Then there have been the obligatory contentions that investors now have a key opportunity to find value in these long-struggling names, something not easily dismissed in lieu of the sector’s recent performance.

Open an Account

Last month, blogger Vladimir Zernov called ITT Educational a “cheap buy,” citing its continued profitability and its low price-to-earnings ratio (8.32 on a forward 12-months basis).2

On the other hand, it’s perhaps instructive for investors to remember why these stocks became beaten-down in the first place. As Dee Gill recounted last week in an article on Forbes.com, both enrollments and revenue have cratered at many for-profit colleges, following intense criticism that schools were encouraging students to accumulate massive debt for training in careers that couldn’t realistically fund repayment.

As Gill succinctly put it: “If you’re a value investor doing some company research and looking for money to be made, you may be lured by cheap-looking shares, like Apollo’s 7.3 forward price-to-sales ratio. But these valuations aren’t very useful at the moment, while the schools continue to shed students at unpredictable rates.”

It remains to be seen whether the rally in for-profit educators is anything more than momentary short-covering.

1Inyoung Hwang, “US Stocks Rally for Fourth Week Amid Economic Optimism, Bloomberg.com, May 17, 2013, http://www.bloomberg.com/news/2013-05-17/u-s-stocks-rally-for-fourth-week-amid-economic-optimism.html, (accessed June 11, 2013).

2Vladimir Zernov, “This Educational Stock Is a Cheap Buy,” The Motley Fool, May 17, 2013, http://beta.fool.com/zernov/2013/05/17/this-educational-stock-is-a-cheap-buy/34198/?source=eogyholnk0000001, (accessed June 11, 2013).

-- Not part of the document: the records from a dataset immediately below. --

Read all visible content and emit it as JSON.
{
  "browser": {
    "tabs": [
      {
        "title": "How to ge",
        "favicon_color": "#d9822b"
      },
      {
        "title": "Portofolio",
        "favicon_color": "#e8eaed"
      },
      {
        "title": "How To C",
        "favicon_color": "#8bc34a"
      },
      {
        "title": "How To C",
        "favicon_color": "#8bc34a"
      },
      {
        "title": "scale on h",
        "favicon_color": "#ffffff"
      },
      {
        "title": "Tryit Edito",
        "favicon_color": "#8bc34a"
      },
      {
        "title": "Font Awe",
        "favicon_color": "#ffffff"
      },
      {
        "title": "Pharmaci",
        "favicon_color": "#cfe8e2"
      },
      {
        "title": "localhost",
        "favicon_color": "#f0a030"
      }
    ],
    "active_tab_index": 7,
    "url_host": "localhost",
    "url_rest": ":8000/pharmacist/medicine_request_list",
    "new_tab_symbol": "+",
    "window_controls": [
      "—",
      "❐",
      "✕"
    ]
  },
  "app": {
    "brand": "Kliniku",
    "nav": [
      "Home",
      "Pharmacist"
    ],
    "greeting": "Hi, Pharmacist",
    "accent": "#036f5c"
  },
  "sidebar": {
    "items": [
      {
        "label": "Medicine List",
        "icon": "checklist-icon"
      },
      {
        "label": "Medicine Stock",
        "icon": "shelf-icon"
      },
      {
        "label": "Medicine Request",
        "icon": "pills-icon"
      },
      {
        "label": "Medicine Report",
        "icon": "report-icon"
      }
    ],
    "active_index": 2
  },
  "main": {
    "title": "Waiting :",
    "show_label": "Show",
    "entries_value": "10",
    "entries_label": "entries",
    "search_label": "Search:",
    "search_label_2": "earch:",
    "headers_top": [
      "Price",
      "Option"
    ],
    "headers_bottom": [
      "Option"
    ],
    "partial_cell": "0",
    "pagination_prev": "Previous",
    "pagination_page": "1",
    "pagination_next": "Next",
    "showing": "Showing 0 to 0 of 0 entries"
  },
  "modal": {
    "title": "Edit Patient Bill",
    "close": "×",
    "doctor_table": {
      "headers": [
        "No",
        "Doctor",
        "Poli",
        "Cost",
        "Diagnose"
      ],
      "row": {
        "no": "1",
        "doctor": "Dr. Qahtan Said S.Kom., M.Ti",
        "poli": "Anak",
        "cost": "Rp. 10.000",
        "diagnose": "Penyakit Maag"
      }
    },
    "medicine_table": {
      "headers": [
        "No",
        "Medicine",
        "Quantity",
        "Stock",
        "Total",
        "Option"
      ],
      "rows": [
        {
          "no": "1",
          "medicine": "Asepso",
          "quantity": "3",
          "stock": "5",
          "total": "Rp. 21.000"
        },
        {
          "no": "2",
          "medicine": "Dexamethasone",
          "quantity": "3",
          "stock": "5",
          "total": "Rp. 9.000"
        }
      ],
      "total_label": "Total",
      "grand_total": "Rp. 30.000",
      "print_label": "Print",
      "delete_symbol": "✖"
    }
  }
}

3Dee Gill, “Tempted By For-Profit Ed Stocks? Read This,” Forbes.com, June 6, 2013, http://www.forbes.com/sites/ycharts/2013/06/06/tempted-by-for-profit-ed-stocks-read-this/?partner=yahootix, (accessed June 11, 2013).